Confession: If I counted number of times I’ve said “I think the client is expecting this…” I would be one very depressed project manager. If it were someone else’s report card I was grading, I’d give that project manager a mediocre grade.
If there were a grade for building client rapport, I’d probably score very high. In most scenarios, I’m able to push back to the client. However, the delivery process can be quite nebulous. As project managers, we need to keep our clients up to date on project progress, but not every activity results in a tangible item that they can review. We also want to serve as translators for concepts or processes that they may not have intimate knowledge.
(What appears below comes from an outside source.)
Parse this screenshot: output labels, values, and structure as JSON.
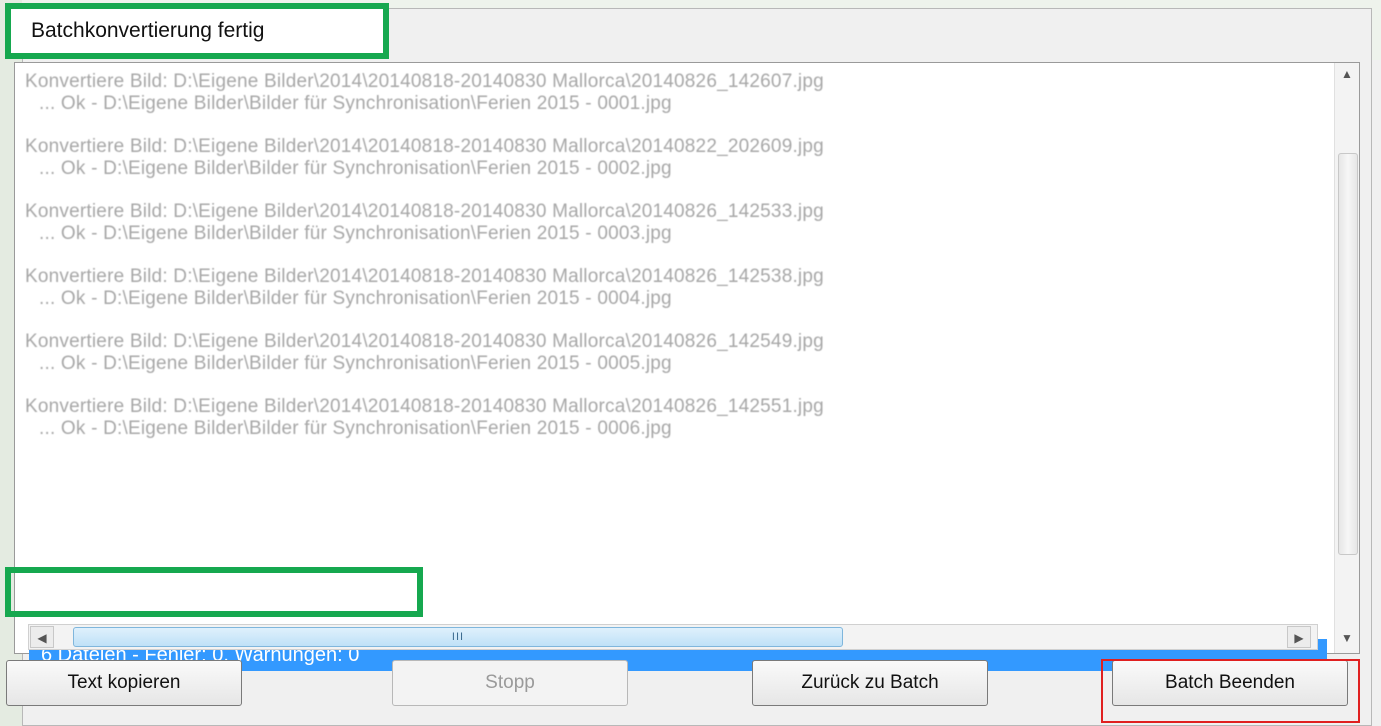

However, every contractor has slightly different processes and your client may not understand yours.
You want to make things easy for them to understand and accommodate their requests or questions, but you also don’t want to tailor the deliverables to match those of a past agency or contractor who provided services.
This year I’ve noticed I was becoming more lenient in delivery standards. Sometimes I asked my teammates to alter the presentation of their work for one client radically from how we would for others. I did this in the name of client service and process refinement. Sometimes this might even take several rounds of revisions with my teammates. I was doing a dance and it was costing my team. So I decided to get back on the straight and narrow. Here’s how.
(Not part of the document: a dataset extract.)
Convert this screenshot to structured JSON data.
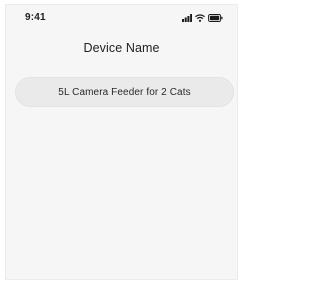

Details, Project Manager, Not Definitions
Now when I work on proposals, RFPs or even SOWs, I look for flexibility to explain our process. Whenever I see an opportunity to elaborate, I focus on the what and why of the activity. I then close it with a statement on what the deliverable is expected to look like.
Saying “You’re going to get 50 recipes” as the outcome of a cookbook project as part of the proposal is set up for headaches. You can’t guarantee this before you’ve planned out what those 50 recipes are even going to be. It may be that you find that one crucial recipe is actually better digested as 3 smaller sub-recipes. Or adapting another recipe to be vegan can’t be resolved by just substituting ingredients and that you’ll need to write a separate set of preparation instructions as well.
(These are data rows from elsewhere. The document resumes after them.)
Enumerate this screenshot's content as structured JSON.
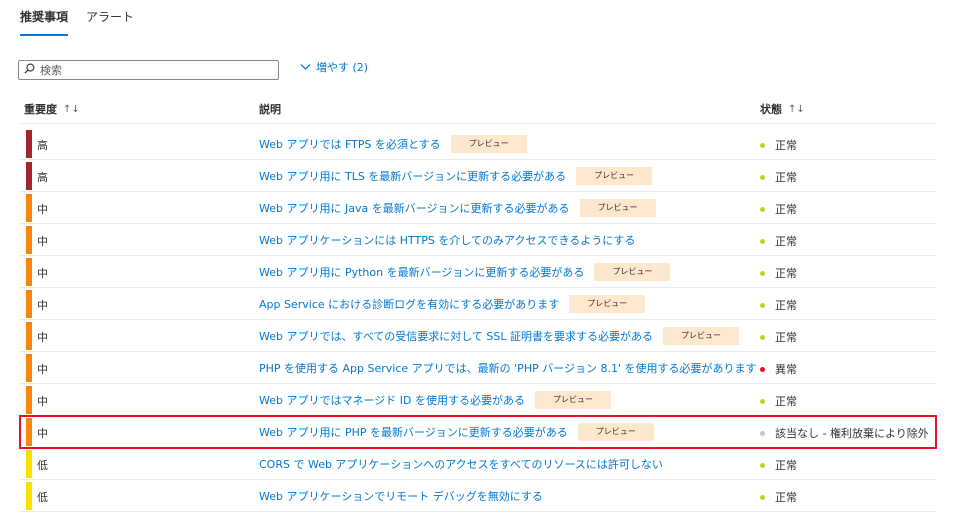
{
  "tabs": [
    {
      "label": "推奨事項",
      "active": true
    },
    {
      "label": "アラート",
      "active": false
    }
  ],
  "search": {
    "placeholder": "検索",
    "icon": "search-icon"
  },
  "expand": {
    "label": "増やす (2)",
    "icon": "chevron-down-icon"
  },
  "columns": {
    "severity": {
      "label": "重要度",
      "sort": "↑↓"
    },
    "description": {
      "label": "説明"
    },
    "status": {
      "label": "状態",
      "sort": "↑↓"
    }
  },
  "severity_colors": {
    "高": "#a4262c",
    "中": "#f7870f",
    "低": "#fce100"
  },
  "status_colors": {
    "正常": "#b3d334",
    "異常": "#e81123",
    "該当なし - 権利放棄により除外": "#c8c6c4"
  },
  "badge_label": "プレビュー",
  "rows": [
    {
      "severity": "高",
      "description": "Web アプリでは FTPS を必須とする",
      "preview": true,
      "status": "正常"
    },
    {
      "severity": "高",
      "description": "Web アプリ用に TLS を最新バージョンに更新する必要がある",
      "preview": true,
      "status": "正常"
    },
    {
      "severity": "中",
      "description": "Web アプリ用に Java を最新バージョンに更新する必要がある",
      "preview": true,
      "status": "正常"
    },
    {
      "severity": "中",
      "description": "Web アプリケーションには HTTPS を介してのみアクセスできるようにする",
      "preview": false,
      "status": "正常"
    },
    {
      "severity": "中",
      "description": "Web アプリ用に Python を最新バージョンに更新する必要がある",
      "preview": true,
      "status": "正常"
    },
    {
      "severity": "中",
      "description": "App Service における診断ログを有効にする必要があります",
      "preview": true,
      "status": "正常"
    },
    {
      "severity": "中",
      "description": "Web アプリでは、すべての受信要求に対して SSL 証明書を要求する必要がある",
      "preview": true,
      "status": "正常"
    },
    {
      "severity": "中",
      "description": "PHP を使用する App Service アプリでは、最新の 'PHP バージョン 8.1' を使用する必要があります",
      "preview": false,
      "status": "異常"
    },
    {
      "severity": "中",
      "description": "Web アプリではマネージド ID を使用する必要がある",
      "preview": true,
      "status": "正常"
    },
    {
      "severity": "中",
      "description": "Web アプリ用に PHP を最新バージョンに更新する必要がある",
      "preview": true,
      "status": "該当なし - 権利放棄により除外",
      "highlighted": true
    },
    {
      "severity": "低",
      "description": "CORS で Web アプリケーションへのアクセスをすべてのリソースには許可しない",
      "preview": false,
      "status": "正常"
    },
    {
      "severity": "低",
      "description": "Web アプリケーションでリモート デバッグを無効にする",
      "preview": false,
      "status": "正常"
    }
  ]
}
No project is ever truly static. Things may not flow nicely into one another. And rarely do the deliverables we put together stay final, no matter how many times we might send over a document with “FINAL” in the file name. When you try to force your project into a defined schedule and timeline too early on in the process, you might be disabling some creativity you might have explored if you weren’t confining yourself into. You could end up burning both yours and the client’s money and time scrambling to fit things into the defined plan.
Know how to do your work, but don’t let the work define how you do it.
Own Your Project Management Role and Expertise
As project manager, you own the process to making the project a reality. Your teammates were chosen based on their expertise and ability to accomplish the project. As a team, you define the appropriate way to share you work with the client.
Sometimes this means you stick with your process that you know will deliver success. Other times, your team might want to try something new.
When the client has declared that they know the right way to do things, but your team disagrees, it is your responsibility to educate the client and nudge them in the right direction. Sometimes this means we have to show models or prototypes. Or we might have to find ways to go above and beyond to explain to them what we mean. In our cookbook example, we might need to set up a test run with an unacquainted cook to prove that the complex recipe needs to be broken down further.
All this means that we might need to stray from our process and that’s okay. It’s when we start changing our process to match expectations that we don’t agree with that is not okay.
That’s where I found myself on a few projects not too long ago. I catered too much to what the client wanted while telling my teammates, “But it’s what the client expects to see.” I started to lose sight of the process that defines the product and only saw the deliverables I was obligated to produce.
Recognition of the problem was my first step in gaining back control of my projects. Reminding myself that deliverables are tools used to communicate progress brought excitement back into my projects; success is just an important measure for me as it is for the client. Make it yours and own it.